This effect was not observed in diabetic mice, suggesting that glucose sensing and mechanosensing are altered during T2D. (4)

Conclusions :

Glucose acts as an enterosyne to control intestinal motility and glucose absorption through the enteric nervous system. Our data demonstrate that GLUT2 and a reduction of NO production could both be involved in this stimulatory contracting effect.

Source : Wemelle E, Carneiro L, Abot A, Lesage J, Cani PD, Knauf C. Glucose Stimulates Gut Motility in Fasted and Fed Conditions: Potential Involvement of a Nitric Oxide Pathway. Nutrients. 2022 May 23;14(10):2176. doi: 10.3390/nu14102176. PMID: 35631317; PMCID: PMC9143273.




Salon BioFIT 2023

Join us for Salon BioFIT2023 where we'll come together to foster a sens of community, collaboration and success. Let's meet !Booking plateform link Maybe you can also like : Foodtech innovative research boosted with gut and gut-brain axis

Enteric neurons for functional applications in health care

Pharmaceuticals Studying the role of the Enteric Nervous System (ENS) in the development of gut-brain pathologies (e.g., Alzheimer’s, Parkinson’s, diabetes, aging, stress, visceral pain) is an ever-expanding research topic. Researchers are starting to propose numerous...

Enteric neurons and glycemia control

The gut-brain axis:You have a message from your gut In the intestine, gut distension and nutrients are detected by mechanoreceptors and chemoreceptors, respectively. The activation of these receptors sends an afferent nervous message to the hypothalamus in the brain....

The enteric nervous system is our second brain

  The enteric nervous system (ENS), referred to as the “second brain,” is an extensive network of different cell types located along the digestive tract.
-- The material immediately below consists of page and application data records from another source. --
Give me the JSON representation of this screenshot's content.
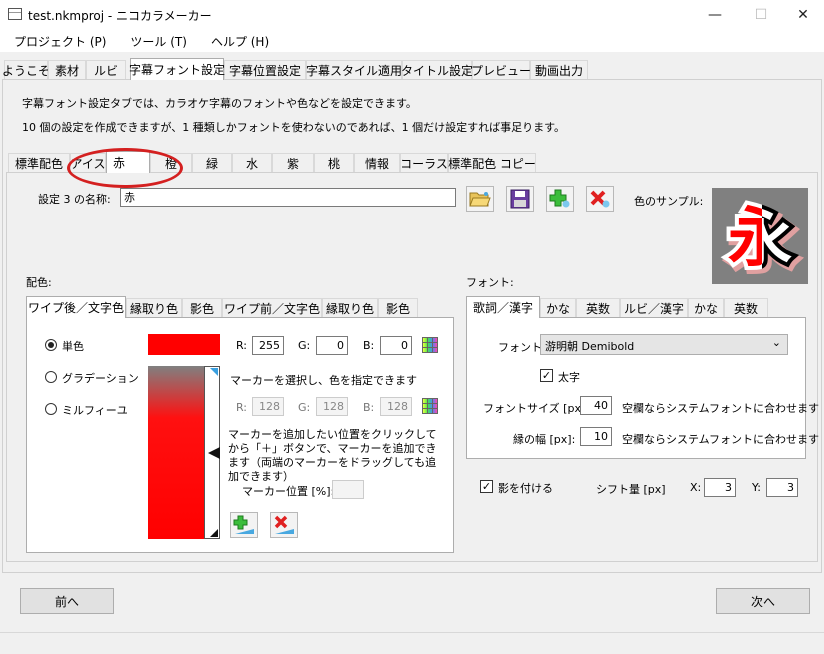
{
  "window": {
    "title": "test.nkmproj - ニコカラメーカー",
    "minimize": "—",
    "maximize": "☐",
    "close": "✕"
  },
  "menu": [
    "プロジェクト (P)",
    "ツール (T)",
    "ヘルプ (H)"
  ],
  "main_tabs": [
    "ようこそ",
    "素材",
    "ルビ",
    "字幕フォント設定",
    "字幕位置設定",
    "字幕スタイル適用",
    "タイトル設定",
    "プレビュー",
    "動画出力"
  ],
  "active_main_tab": "字幕フォント設定",
  "description": {
    "line1": "字幕フォント設定タブでは、カラオケ字幕のフォントや色などを設定できます。",
    "line2": "10 個の設定を作成できますが、1 種類しかフォントを使わないのであれば、1 個だけ設定すれば事足ります。"
  },
  "setting_tabs": [
    "標準配色",
    "アイス",
    "赤",
    "橙",
    "緑",
    "水",
    "紫",
    "桃",
    "情報",
    "コーラス",
    "標準配色 コピー"
  ],
  "active_setting_tab": "赤",
  "name_row": {
    "label": "設定 3 の名称:",
    "value": "赤",
    "color_sample_label": "色のサンプル:",
    "sample_glyph": "永"
  },
  "toolbar_icons": [
    "open-folder-icon",
    "save-disk-icon",
    "add-icon",
    "delete-icon"
  ],
  "color_section": {
    "label": "配色:",
    "tabs": [
      "ワイプ後／文字色",
      "縁取り色",
      "影色",
      "ワイプ前／文字色",
      "縁取り色",
      "影色"
    ],
    "radio_single": "単色",
    "radio_gradient": "グラデーション",
    "radio_mille": "ミルフィーユ",
    "single_color": "#ff0000",
    "r_label": "R:",
    "g_label": "G:",
    "b_label": "B:",
    "r": "255",
    "g": "0",
    "b": "0",
    "marker_hint": "マーカーを選択し、色を指定できます",
    "marker_r": "128",
    "marker_g": "128",
    "marker_b": "128",
    "add_hint": "マーカーを追加したい位置をクリックしてから「＋」ボタンで、マーカーを追加できます（両端のマーカーをドラッグしても追加できます）",
    "marker_pos_label": "マーカー位置 [%]:",
    "marker_pos_value": ""
  },
  "font_section": {
    "label": "フォント:",
    "tabs": [
      "歌詞／漢字",
      "かな",
      "英数",
      "ルビ／漢字",
      "かな",
      "英数"
    ],
    "font_label": "フォント:",
    "font_value": "游明朝 Demibold",
    "bold_label": "太字",
    "bold_checked": true,
    "size_label": "フォントサイズ [px]:",
    "size_value": "40",
    "size_hint": "空欄ならシステムフォントに合わせます",
    "edge_label": "縁の幅 [px]:",
    "edge_value": "10",
    "edge_hint": "空欄ならシステムフォントに合わせます"
  },
  "shadow": {
    "label": "影を付ける",
    "checked": true,
    "shift_label": "シフト量 [px]",
    "x_label": "X:",
    "x": "3",
    "y_label": "Y:",
    "y": "3"
  },
  "nav": {
    "prev": "前へ",
    "next": "次へ"
  },
  "colors": {
    "red": "#ff0000",
    "annotation": "#d42020"
  }
}
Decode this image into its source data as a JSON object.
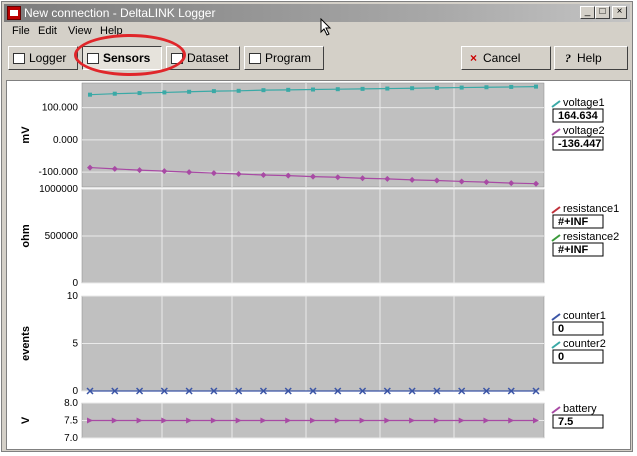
{
  "window": {
    "title": "New connection - DeltaLINK Logger",
    "min": "_",
    "max": "□",
    "close": "×"
  },
  "menu": [
    "File",
    "Edit",
    "View",
    "Help"
  ],
  "toolbar": {
    "logger": "Logger",
    "sensors": "Sensors",
    "dataset": "Dataset",
    "program": "Program",
    "cancel": "Cancel",
    "help": "Help"
  },
  "annotation": {
    "highlighted_tab": "Sensors",
    "color": "#e0262a"
  },
  "colors": {
    "plot_bg": "#c0c0c0",
    "teal": "#3aa9a6",
    "purple": "#a84aa4",
    "blue": "#3b55a6",
    "red": "#c0303a",
    "green": "#3a9a3a"
  },
  "panels": [
    {
      "ylabel": "mV",
      "ticks": [
        "100.000",
        "0.000",
        "-100.000"
      ],
      "tick_values": [
        100,
        0,
        -100
      ],
      "ylim": [
        -140,
        170
      ],
      "series": [
        {
          "name": "voltage1",
          "value": "164.634",
          "color": "#3aa9a6",
          "marker": "square",
          "values": [
            140,
            143,
            145,
            147,
            149,
            151,
            152,
            154,
            155,
            156,
            157,
            158,
            159,
            160,
            161,
            162,
            163,
            164,
            165
          ]
        },
        {
          "name": "voltage2",
          "value": "-136.447",
          "color": "#a84aa4",
          "marker": "diamond",
          "values": [
            -86,
            -90,
            -94,
            -97,
            -100,
            -103,
            -106,
            -109,
            -111,
            -114,
            -116,
            -119,
            -121,
            -124,
            -126,
            -129,
            -131,
            -134,
            -136
          ]
        }
      ]
    },
    {
      "ylabel": "ohm",
      "ticks": [
        "1000000",
        "500000",
        "0"
      ],
      "tick_values": [
        1000000,
        500000,
        0
      ],
      "ylim": [
        0,
        1000000
      ],
      "series": [
        {
          "name": "resistance1",
          "value": "#+INF",
          "color": "#c0303a",
          "marker": "none",
          "values": []
        },
        {
          "name": "resistance2",
          "value": "#+INF",
          "color": "#3a9a3a",
          "marker": "none",
          "values": []
        }
      ]
    },
    {
      "ylabel": "events",
      "ticks": [
        "10",
        "5",
        "0"
      ],
      "tick_values": [
        10,
        5,
        0
      ],
      "ylim": [
        0,
        10
      ],
      "series": [
        {
          "name": "counter1",
          "value": "0",
          "color": "#3b55a6",
          "marker": "x",
          "values": [
            0,
            0,
            0,
            0,
            0,
            0,
            0,
            0,
            0,
            0,
            0,
            0,
            0,
            0,
            0,
            0,
            0,
            0,
            0
          ]
        },
        {
          "name": "counter2",
          "value": "0",
          "color": "#3aa9a6",
          "marker": "none",
          "values": []
        }
      ]
    },
    {
      "ylabel": "V",
      "ticks": [
        "8.0",
        "7.5",
        "7.0"
      ],
      "tick_values": [
        8.0,
        7.5,
        7.0
      ],
      "ylim": [
        7.0,
        8.0
      ],
      "series": [
        {
          "name": "battery",
          "value": "7.5",
          "color": "#a84aa4",
          "marker": "tri",
          "values": [
            7.5,
            7.5,
            7.5,
            7.5,
            7.5,
            7.5,
            7.5,
            7.5,
            7.5,
            7.5,
            7.5,
            7.5,
            7.5,
            7.5,
            7.5,
            7.5,
            7.5,
            7.5,
            7.5
          ]
        }
      ]
    }
  ]
}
It consists in enteric neurons, enteric glial cells and interstitial cells of Cajal. This network of cells is...